The primary determinants of a structure's flood vulnerability are its location, occupancy, construction, height, and age (which determines the building regulations its construction was subject to).
But other characteristics can also significantly affect a building's resistance to flood damage and have a major impact on modeled losses. These so-called "secondary" characteristics should be accounted for when seeking to understand and manage flood risk.Here are the secondary characteristics supported by the AIR Inland Flood Model for the United States.
Type of foundation: Basement scan fill, and cripple walls can buckle. The materials used can also make a difference, with concrete generally being more flood-resistant than masonry. AIR's model supports 11 different foundation types, in addition to "Unknown."
Number of Basement Levels: Underground garages and basements are particularly vulnerable and can be flooded even if the ground floor is not. For residential accommodation one basement level is the norm, but multiple basement levels are often found in high-rise and other large commercial buildings or apartment complexes.
Basement Finish: Finished basements may be equipped with features such as drywall, plaster, insulation, and flooring, and usually contain more valuable contents than unfinished basements.
Custom Elevation: The elevation of a property above the normal level of nearby water bodies can significantly impact vulnerability, particularly in low-lying areas along waterways.
Base Flood Elevation (BFE): FEMA defines BFE as the "water surface elevation corresponding to a flood having a 1% probability of being equaled or exceeded in a given year." This is essentially the water elevation expected for a 100-year flood. A first floor built above the BFE will, therefore, significantly reduce flood damage and loss.
First Floor Height: For all residential,commercial, and small industrial buildings a first floor raised above the ground surface greatly reduces vulnerability to flood damage.
Custom Flood Protection: Assuming that they do not fail and are not overtopped, levees, flood walls, or other custom flood defense systems can protect a property.

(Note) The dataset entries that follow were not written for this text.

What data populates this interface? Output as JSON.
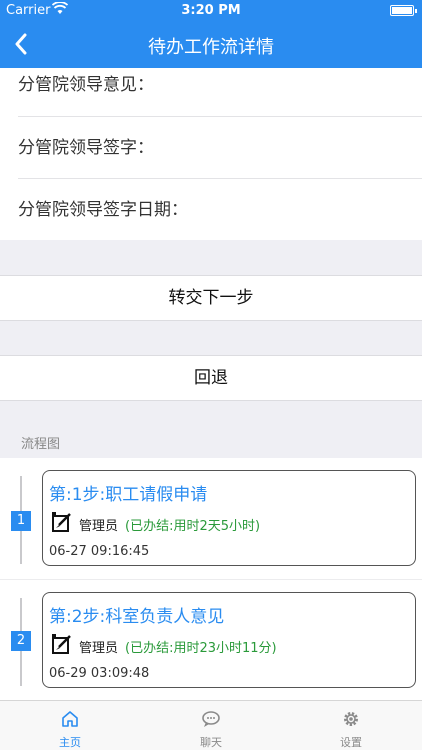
{
  "status_bar": {
    "carrier": "Carrier",
    "time": "3:20 PM"
  },
  "nav": {
    "title": "待办工作流详情"
  },
  "form": {
    "fields": [
      {
        "label": "分管院领导意见："
      },
      {
        "label": "分管院领导签字："
      },
      {
        "label": "分管院领导签字日期："
      }
    ]
  },
  "actions": {
    "next_label": "转交下一步",
    "back_label": "回退"
  },
  "flow": {
    "label": "流程图",
    "steps": [
      {
        "number": "1",
        "title": "第:1步:职工请假申请",
        "user": "管理员",
        "status": "(已办结:用时2天5小时)",
        "time": "06-27 09:16:45"
      },
      {
        "number": "2",
        "title": "第:2步:科室负责人意见",
        "user": "管理员",
        "status": "(已办结:用时23小时11分)",
        "time": "06-29 03:09:48"
      }
    ]
  },
  "tabbar": {
    "items": [
      {
        "label": "主页",
        "icon": "home-icon",
        "active": true
      },
      {
        "label": "聊天",
        "icon": "chat-icon",
        "active": false
      },
      {
        "label": "设置",
        "icon": "gear-icon",
        "active": false
      }
    ]
  },
  "colors": {
    "accent": "#2a8cf0",
    "status_green": "#2a9a3a",
    "background": "#efeff4"
  }
}
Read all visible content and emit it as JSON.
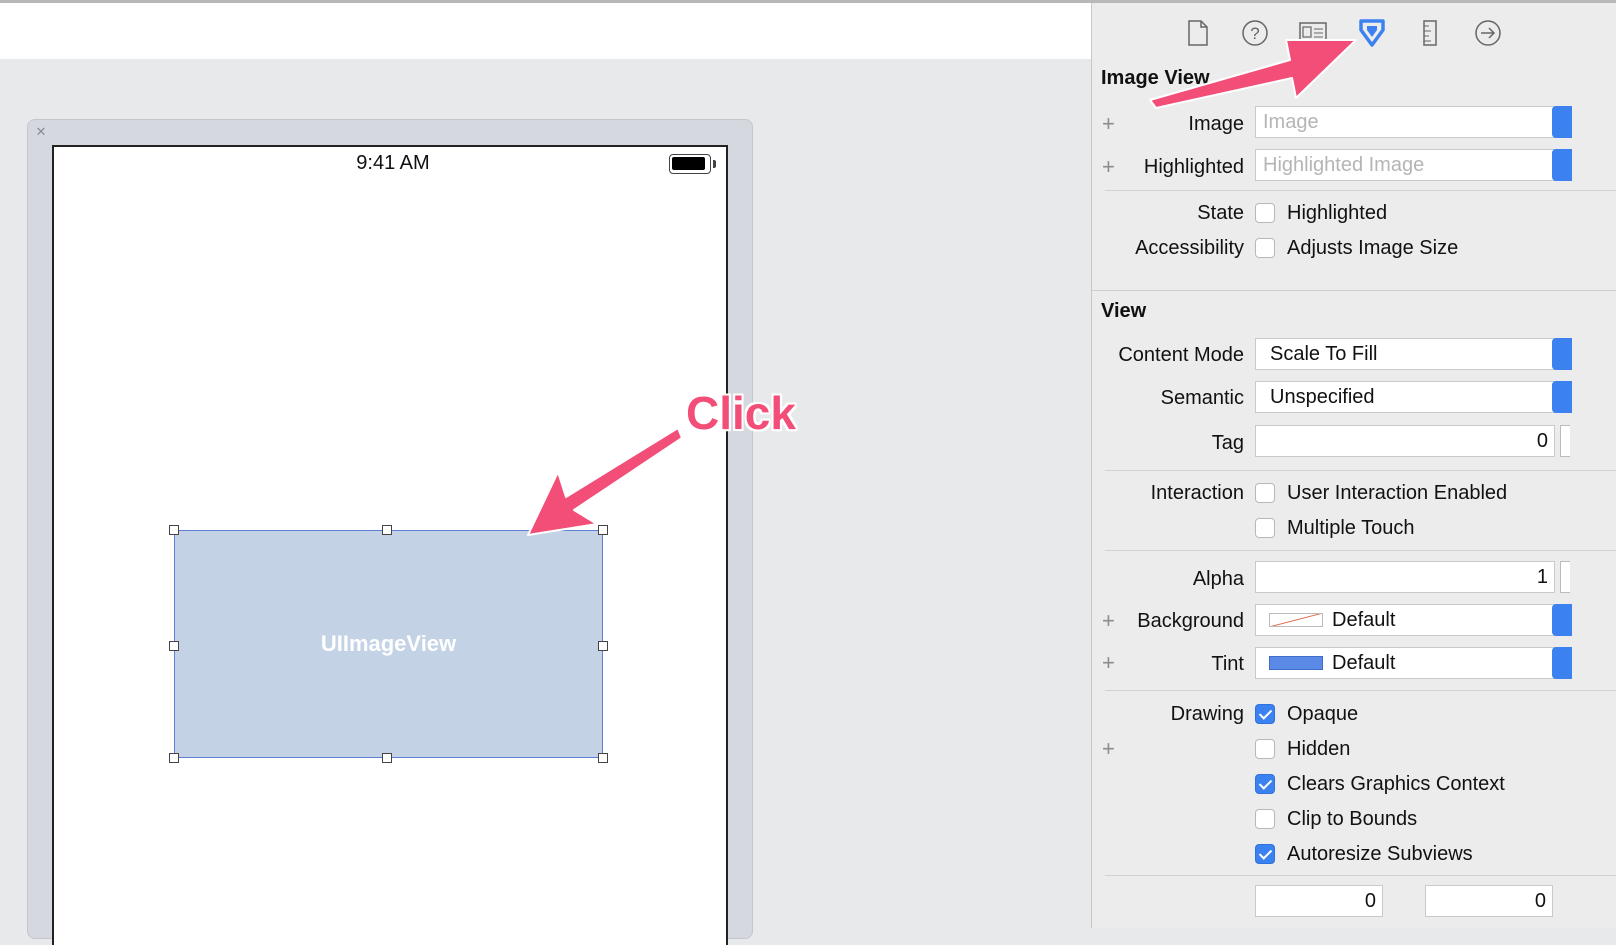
{
  "canvas": {
    "status_time": "9:41 AM",
    "image_view_label": "UIImageView",
    "annotation_text": "Click",
    "annotation_color": "#f24e78",
    "selection_color": "#5f7fd8"
  },
  "inspector": {
    "tabs": [
      {
        "name": "file-inspector",
        "icon": "document-icon"
      },
      {
        "name": "quick-help",
        "icon": "question-circle-icon"
      },
      {
        "name": "identity-inspector",
        "icon": "identity-card-icon"
      },
      {
        "name": "attributes-inspector",
        "icon": "attributes-shield-icon",
        "selected": true
      },
      {
        "name": "size-inspector",
        "icon": "ruler-icon"
      },
      {
        "name": "connections-inspector",
        "icon": "arrow-circle-icon"
      }
    ],
    "accent_color": "#3b82f0",
    "image_view": {
      "title": "Image View",
      "image_label": "Image",
      "image_placeholder": "Image",
      "highlighted_label": "Highlighted",
      "highlighted_placeholder": "Highlighted Image",
      "state_label": "State",
      "state_option": "Highlighted",
      "accessibility_label": "Accessibility",
      "accessibility_option": "Adjusts Image Size"
    },
    "view": {
      "title": "View",
      "content_mode_label": "Content Mode",
      "content_mode_value": "Scale To Fill",
      "semantic_label": "Semantic",
      "semantic_value": "Unspecified",
      "tag_label": "Tag",
      "tag_value": "0",
      "interaction_label": "Interaction",
      "user_interaction_label": "User Interaction Enabled",
      "multiple_touch_label": "Multiple Touch",
      "alpha_label": "Alpha",
      "alpha_value": "1",
      "background_label": "Background",
      "background_value": "Default",
      "tint_label": "Tint",
      "tint_value": "Default",
      "drawing_label": "Drawing",
      "opaque_label": "Opaque",
      "hidden_label": "Hidden",
      "clears_label": "Clears Graphics Context",
      "clip_label": "Clip to Bounds",
      "autoresize_label": "Autoresize Subviews",
      "stretching_value_1": "0",
      "stretching_value_2": "0"
    }
  }
}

Service Equipment Protection: Mechanical,electrical, or plumbing service equipment in residential,commercial, or small industrial buildings is often located at or below ground level. Protection can be provided by elevating the equipment, or installing some type of flood-proofing.
Floor of Interest: Sometimes a policy covers only a portion of a building. The elevation of the floor in question plays a critical role in risk assessment.
Contents Vulnerability: The contribution of building contents to the total damage depends on the flood depth, as different contents have different vulnerabilities depending on the inundation depth; the floor on which the contents are located;and the extent to which the contents are water-resistant or protected.
The inclusion of secondary risk characteristics when using complex high-resolution flood models to manage flood risk will produce much more accurate results. The AIR Inland Flood Model for the United States supports all 10 of the secondary risk characteristics listed above.
To derive maximum benefit from the models, relevant, property-specific data should be collected now as part of an insurer's routine data capture process.